Poop! Poop everywhere! Now if that doesn’t get your attention, I don’t know what will. (Seriously, I don’t. I’m really bad at marketing.) But hey, there will be poop, and more, in Chapter 9 of Michael Reads Percy Jackson: The Battle of the Labyrinth, a.k.a…
I Scoop Poop
See? Says it all right there in the chapter title. Okay, so there’s fortunately more to it than that, and this post will be another stream-of-consciousness post as I read it. All set? Good, because here I go rejoining Percy to see how he does wagering his friends lives without asking…
So you know, sometimes I can be a little dense. I’d entirely forgotten that Percy could talk to horses. This will undoubtedly give him an advantage in the poop-cleaning thing.
Yes! The horse agreed enthusiastically. Poseidon can come in, too! We will eat you both! Seafood!
Um…or not, I guess. But Percy did remember that Hercules used a river! And this is another area where Poseidon-powers will help him. This will go just fine, surely. Right?
When I got to the river, I found a girl waiting for me. She was wearing jeans and a green T-shirt and her long brown hair was braided with river grass. She had a stern look on her face. Her arms were crossed. “Oh no you don’t,” she said. “I’m not to going have my river used again to clean that filthy stable.”
I seriously hadn’t read that passage before I made my last statement. Though I did kind of suspect it wouldn’t be quite so easy. And this is the same naiad that was there when Hercules did it? Dang, naiads live a long damn time.
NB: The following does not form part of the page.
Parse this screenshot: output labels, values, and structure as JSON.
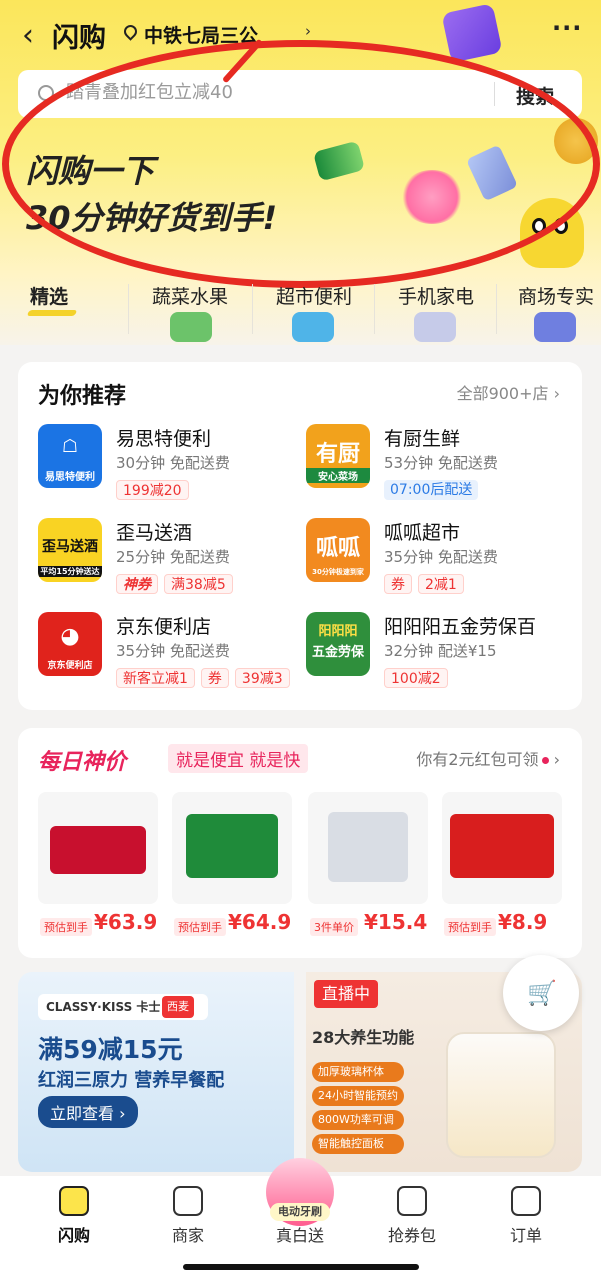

The naiad, by the way, reminds Percy of Rachel Elizabeth Dare, and as the book invokes her name I suddenly realize that I’d actually forgotten about her. My question now is, is Rachel being invoked to refresh the reader of her existence in preparation for another return somehow? Is she just being used to describe the naiad a bit more? Or—and this is a long-shot that I’m not expecting to be correct just yet—is this meant to imply that Rachel is secretly a naiad?
So Percy’s got himself a bunch of fossilized seashell sand, and a hint from the naiad. I’m not entirely sure what that means. Is he going to bring them back to life and have a nanite army of itty-bitty-cleany-bots? (That’s a technical term, folks.)
Oops—it’s not the sand, there’s just a bunch of seashells themselves. (Really, really resilient seashells.) And he only picked up one. Dangit, I wanted mollusk nanites! Let’s get some mythological gray goo going here! So what’s he going to do with just one? I am without theory.
It was seawater in the middle of a Texas ranch. I scooped up another handful of dirt and picked out the shell fossils. I didn’t really know what I was doing, but I ran around the length of the stable, throwing shells into the dung piles. Everywhere a shell hit, a saltwater spring erupted.
…I did not expect that. Huh. I have reservations, but alright, I’ll go with it. It feels more than a little far-fetched and convenient, though. Is there a mythological precedent for this that I’m forgetting? I know we’ve had warriors springing out of dragon’s teeth, but not water from seashells. It just feels too easy.
“Stop,” I told the water. Nothing happened. The pain in my gut was building. If I didn’t shut off the geysers soon, the salt water would run into the river and poison the fish and plants.
Oh, hey, a complication! Good. This task shouldn’t be this easy.
“Stop!” I concentrated all my might on shutting off the force of the sea.
Suddenly the geysers shut down.
We won’t eat you! the horses wailed. Please, lord! No more salty baths! “On one condition,” I said. “You only eat the food your handlers give you from now on. Not people. Or I’ll be back with more seashells!”
But what if the handlers feed them people? 😉 Tuesday is Soylent Green day, you know…
But now, Geryon’s going back on his deal, so it looks like even though cleaning the stables was easy, it’s not getting Percy jack squat.
Geryon made a tsk-tsk noise. “But did you make me swear on the River Styx? No you didn’t. So it’s not binding. When you’re conducting business, sonny, you should always get a binding oath.”
I really love that river. So useful for creating interesting situations, speaking from experience. Given what happens next, I also like Eurytion. Who doesn’t like people who put entitled jerks in their place? (I suppose entitled jerks don’t, but…)
Now it’s time for a fight, which, while brief, works pretty well in the sense that there are interesting complications to overcome. I’m not archery expert, but I’ve got to think that’s one heck of a powerful bow to get through three ribcages like that. But hey, it’s found on a mythical ranch, and Percy’s got some god-blood and a prayer to the archery twins, so I’m good with this.
So Percy’s going to try to dead-call Bianca on the Nico-line. Talking with the dead in Greek mythology (or most mythology) never entirely goes as well as people hope. I’m curious to see how this works in the next chapter. I’m also curious why Bianca would communicate with Percy and not with her own brother, assuming it’s really Bianca sending the messages. Maybe Midas was jamming the signals, so to speak? …Er, no pun intended, there.